“I’m not a people person,” – introverts often say when they avoid going to parties or meeting new people. Every introvert can relate to the feeling of exhaustion after hanging out with a big group or going to a party where they don’t know a lot of people. Introverts get their energy from quietude, so they are often emotionally and physically drained when being surrounded by people, especially people they don’t know very well.
However, studies have shown that there are benefits to being a people person: being social often makes us happier, regardless of extroversion or introversion tendencies. So, if you want to reap the benefits of being a people person without sacrificing your energy and mental health, here are a few of Working Den’s best tips.
Set intentions for every interaction

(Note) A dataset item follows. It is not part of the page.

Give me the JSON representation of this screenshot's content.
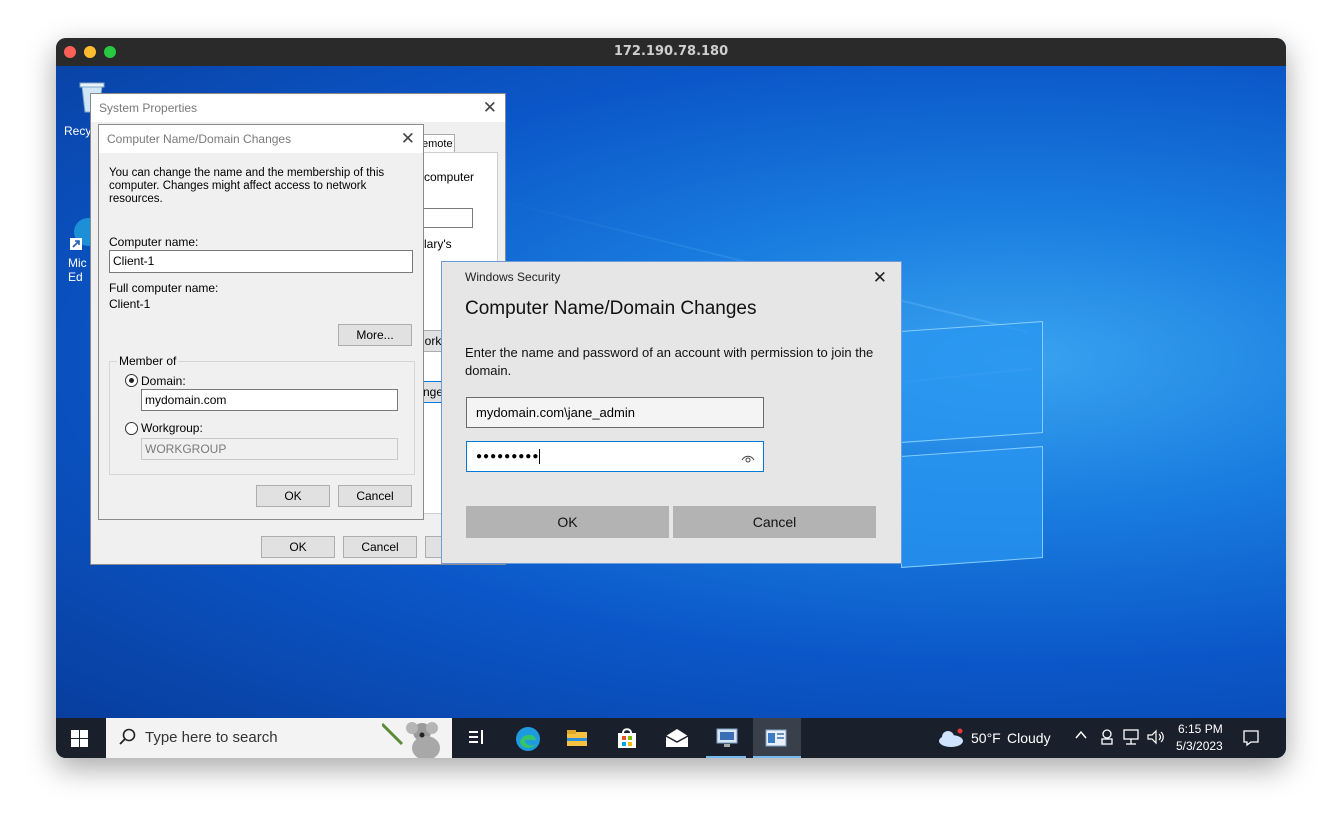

What does it mean to be a people person? When you think of a people person, do you imagine someone who’s always “on” and ready to interact with everyone around them? If that thought exhausts you, you probably think that you are not sociable. Of course, being generous with your attention and social interactions is not necessarily a bad thing, but introverts only have a finite amount of energy to give to other people before feeling emotionally exhausted. So, we have to be more selective with the interactions we want to participate in and make sure that they are worth our time and energy.
One quick way to practice being more sociable is setting intentions for every interaction with people, whether it’s a family member, coworker, significant other, or friend. Are you looking to listen? Are you hoping to get closer to this person? Are you looking for a mutual understanding? Setting intentions for your interactions will help you feel more invested in spending time with this other person, and you will feel like your time is more useful and less emotionally draining. With continuous practice, you will feel closer to people around you and become more sociable as a result.
Choose settings that make you comfortable
Being a people person doesn’t mean that you have to go to big parties and talk to 10 people you don’t know. If you’re not comfortable in big group settings, it’s no wonder that you cannot talk to new people and be sociable. Everyone has preferences when it comes to social settings, and you should evaluate what yours are. If you love spending one-on-one time with people, maybe take a new friend out for coffee? If you feel more comfortable in a smaller group setting where you already know most people, maybe set up a small dinner party and only invite two new friends? If you are new at a company, perhaps get to know your work neighbours or teammates first?
Whatever makes you take your social guard down and make you feel comfortable, you should utilise those settings to get acquainted with people. Soon, you will also find that your comfort zone expands with practice, and you’re willing to be sociable in different group settings as well.
Cultivate a growth attitude
Everyone has something to teach you, everyone knows something you don’t. If you think of every social interaction as an opportunity to learn something new, this attitude will fuel your energy and make your interactions much more interesting.
Instead of thinking about social situations as you giving up your energy, you can shift your attitude so that every social interaction is an opportunity to gain new knowledge. Framing every conversation as learning opportunities will help you engage more enthusiastically with another person, and help you gain something from the conversation without emotionally draining you. Over time, this growth attitude can transform your social habits and make you a more interesting, knowledgeable person – and you’ll become more sociable at the same time!
Ask questions and listen empathetically
The key to being more sociable without talking too much is to ask insightful questions and listen empathetically. People – especially extroverts – love talking about themselves and sharing their life stories, so if you don’t know how to talk to new people, you can start with questions about them: where they grew up, what brought them to this party/company, how did they know the host, etc. If you’re not ready to share your own stories, you should listen empathetically and ask insightful follow-up questions, so that your conversation partner feels heard and valued.
Becoming a better listener is one of the easiest ways to become a better people person without feeling emotionally and physically drained, but it takes a lot of practice and patience. Listening intently will require that you ground yourself in the moment, and if you have set intentions for your conversation, you can navigate the conversation to help you achieve your goals.
Take time to recharge if you need to
Unlike extroverts who get their energy from social interactions, introverts are often drained after talking to a lot of new people and require time alone to recharge. If you feel exhausted after a long day of work or a big party, take the time to recharge your energy level. A part of becoming a better people person, especially if you are an introvert, is understanding what fuels you and what drains you so that you won’t feel burnout and shy away from social interactions the next time.
So, if you feel like you need some self-care and time alone, you should take the time to recharge and do activities that you enjoy by yourself or with a significant other. Reading a book, getting a massage, taking a bath, or cooking your favourite meal are all rewarding activities that can help introverts maintain their balance and fuel them for the next social situation. Although it seems counter-intuitive, allowing yourself time and space to recharge will make you a much better people person, because your energy level will be full and you will be ready to engage with them!